May 15, 2017
Visiting a classroom is always a privilege. I have had that privilege many times on both sides of the Tasman over the years. I never cease to get a real buzz out of seeing teachers and learners in action.
It was no different when I visited classrooms at Tokoroa North School. It was one year ago on the second to last day of the first term in 2016. The teachers who volunteered to invite me into their classroom did not do deviate from their planned lessons. These were not show lessons for someone to view. They were regular lessons fitting into current curriculum frameworks.
Here is a school where the academic achievements of the students show a good outcomes and where a high percentage of students are achieving at, or above standard.
It is also a school where there have been no stand downs, suspensions or exclusions for more than sixteen years.
In the new entrant classroom a small group of children were playing a game in the courtyard outside the classroom that involved chanting a rhyme and swinging a scarf. The children had created this game themselves. Others within the classroom were making choices about activities to complete. It was a calm, engaged, and productive classroom. This was a feature in every classroom I visited.
Another classroom again demonstrated the free choice of activities related to literacy development. A variety of activities included sorting, cloze activities, fishing for sounds engaged the learners in meaningful activities.
The evidence of Te Reo (Maori language) throughout the school was another feature. A sense of connection with the language and culture in a school where up to 50% are Maori, is important.
In yet another classroom the children had recently been on camp. They were using Glasser’s Basic Needs as a way to evaluate the experience. A significant amount of the instruction this classroom was in Te Reo. Goal setting was another feature of the classrooms I visited.
High levels of understanding were evident. Using the strategy ‘turn to your partner’ to check for understanding of a text, these students connected with each other to explain their understanding of the text.
This visit was just before ANZAC Day on April 25, where soliders who fought for New Zealand were remembered. The last class visited had the whole room turned over to bunkers to heighten the awareness of the experiences of the soldiers in ANZAC cove. They had brought an array of blankets, duvet covers, and rugs from home to create individual bunkers. The children had tasks to complete while in the bunker and needed to ‘keep their heads low’ as they moved around the room. The message of the hardship for the soldiers was emphasised in this meaningful learning experience.

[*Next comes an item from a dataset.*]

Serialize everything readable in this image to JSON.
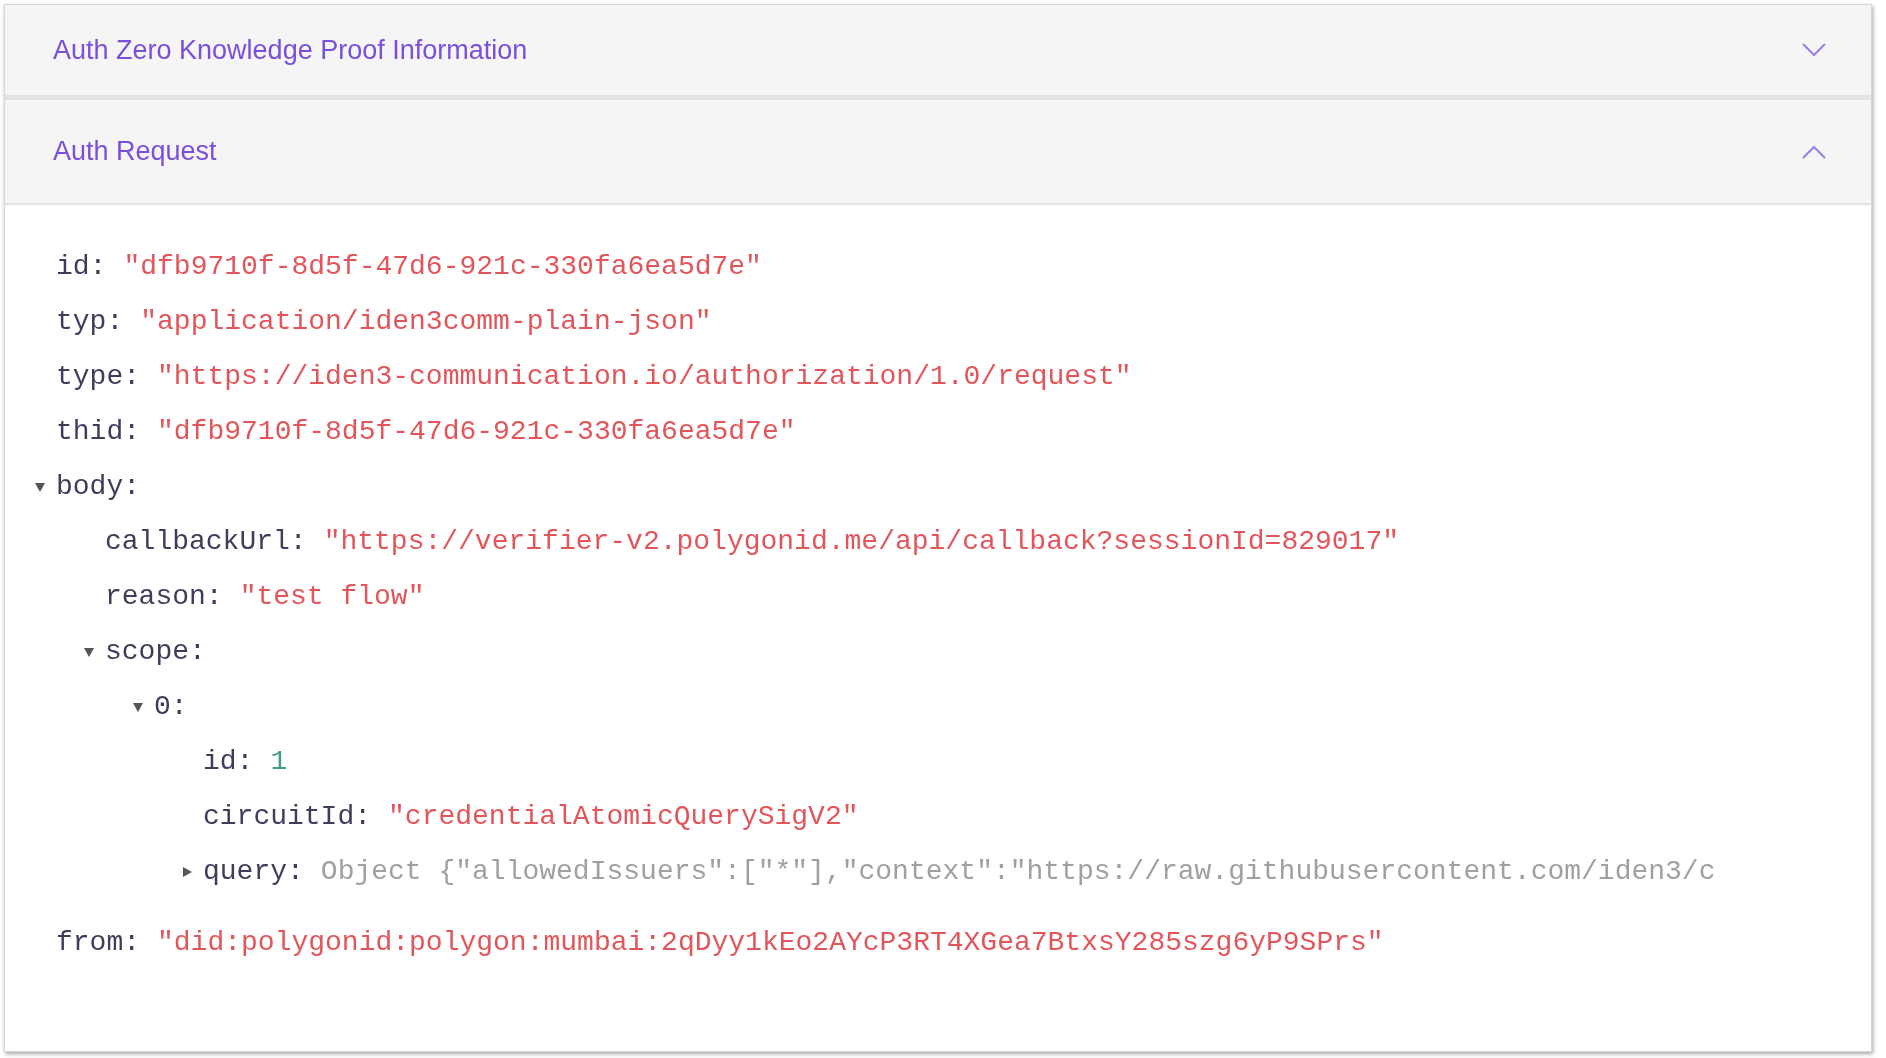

In each classroom the influence of William Glasser’s Choice Theory, the guiding philosophy in the school, was evident. Children were connecting with each other and with the teacher in positive ways. So many of the classroom were providing a choice of activities and movement around the room to take advantage of what was being offered.
There was strong evidence of classroom activities that provided opportunities for all Glasser’s Basic Needs to be met. Children felt safe, they had choices, they had success and in many they were connecting in significant ways. The element of fun was also evident.

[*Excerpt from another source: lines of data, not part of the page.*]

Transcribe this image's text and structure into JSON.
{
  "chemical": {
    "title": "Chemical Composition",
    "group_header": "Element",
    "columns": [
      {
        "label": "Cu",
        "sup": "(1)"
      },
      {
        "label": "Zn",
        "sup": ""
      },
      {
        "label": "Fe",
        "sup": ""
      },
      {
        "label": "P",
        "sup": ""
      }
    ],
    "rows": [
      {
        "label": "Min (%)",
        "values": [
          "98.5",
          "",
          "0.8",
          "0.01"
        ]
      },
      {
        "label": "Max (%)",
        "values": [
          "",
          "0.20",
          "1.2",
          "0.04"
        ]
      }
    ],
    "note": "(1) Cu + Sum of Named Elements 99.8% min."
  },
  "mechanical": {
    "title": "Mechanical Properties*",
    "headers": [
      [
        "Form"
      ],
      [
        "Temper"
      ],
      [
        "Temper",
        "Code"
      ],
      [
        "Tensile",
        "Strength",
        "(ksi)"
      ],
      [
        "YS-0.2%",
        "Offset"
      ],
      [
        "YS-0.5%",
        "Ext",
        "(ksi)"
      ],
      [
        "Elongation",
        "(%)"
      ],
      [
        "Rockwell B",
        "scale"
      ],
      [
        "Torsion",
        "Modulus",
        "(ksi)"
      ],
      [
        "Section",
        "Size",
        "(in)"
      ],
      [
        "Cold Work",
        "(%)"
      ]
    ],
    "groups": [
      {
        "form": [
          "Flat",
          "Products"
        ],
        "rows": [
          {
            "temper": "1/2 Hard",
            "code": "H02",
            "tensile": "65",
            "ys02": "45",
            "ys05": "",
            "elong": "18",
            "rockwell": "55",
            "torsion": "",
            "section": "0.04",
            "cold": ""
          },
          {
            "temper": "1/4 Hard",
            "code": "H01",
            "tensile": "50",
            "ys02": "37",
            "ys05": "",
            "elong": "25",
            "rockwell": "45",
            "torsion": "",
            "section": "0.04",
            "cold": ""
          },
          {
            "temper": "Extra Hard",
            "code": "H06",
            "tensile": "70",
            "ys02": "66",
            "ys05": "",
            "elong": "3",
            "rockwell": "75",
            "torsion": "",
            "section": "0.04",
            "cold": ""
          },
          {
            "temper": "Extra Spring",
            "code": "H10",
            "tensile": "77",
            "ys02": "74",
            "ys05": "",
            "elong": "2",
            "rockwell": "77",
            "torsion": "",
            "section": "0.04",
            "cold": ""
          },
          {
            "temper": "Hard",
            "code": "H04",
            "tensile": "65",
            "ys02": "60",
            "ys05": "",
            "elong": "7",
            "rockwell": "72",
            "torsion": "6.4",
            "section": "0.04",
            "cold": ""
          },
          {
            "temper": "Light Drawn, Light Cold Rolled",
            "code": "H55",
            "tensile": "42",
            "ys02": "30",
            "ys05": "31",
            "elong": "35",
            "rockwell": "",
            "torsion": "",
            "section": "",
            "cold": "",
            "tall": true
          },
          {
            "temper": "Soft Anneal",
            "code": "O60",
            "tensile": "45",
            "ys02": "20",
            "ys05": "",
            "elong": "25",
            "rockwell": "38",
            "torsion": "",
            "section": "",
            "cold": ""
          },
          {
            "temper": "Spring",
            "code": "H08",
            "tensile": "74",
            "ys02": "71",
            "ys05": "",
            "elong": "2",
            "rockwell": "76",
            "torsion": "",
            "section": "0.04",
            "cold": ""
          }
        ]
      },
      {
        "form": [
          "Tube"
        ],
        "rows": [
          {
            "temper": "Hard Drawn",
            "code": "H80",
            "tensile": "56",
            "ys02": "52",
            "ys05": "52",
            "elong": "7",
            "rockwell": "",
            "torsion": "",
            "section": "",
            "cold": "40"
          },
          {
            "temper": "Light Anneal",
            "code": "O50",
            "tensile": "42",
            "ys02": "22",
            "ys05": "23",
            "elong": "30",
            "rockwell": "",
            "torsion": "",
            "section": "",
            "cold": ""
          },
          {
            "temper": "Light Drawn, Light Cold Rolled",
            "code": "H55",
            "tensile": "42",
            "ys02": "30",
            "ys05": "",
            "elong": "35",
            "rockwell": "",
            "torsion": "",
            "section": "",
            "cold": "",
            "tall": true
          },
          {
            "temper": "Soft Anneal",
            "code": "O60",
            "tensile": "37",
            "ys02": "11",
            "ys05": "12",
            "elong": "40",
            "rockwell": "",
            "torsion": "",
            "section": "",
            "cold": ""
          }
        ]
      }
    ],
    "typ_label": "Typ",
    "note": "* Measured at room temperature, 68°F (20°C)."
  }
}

The teachers had a picture of how they wanted their classroom to feel like and sound like. The calm and productive classrooms were a real pleasure to be in. Students appeared not to notice a visitor to the room, a real sign they are in a trusting and safe environment in this school that does do things somewhat differently.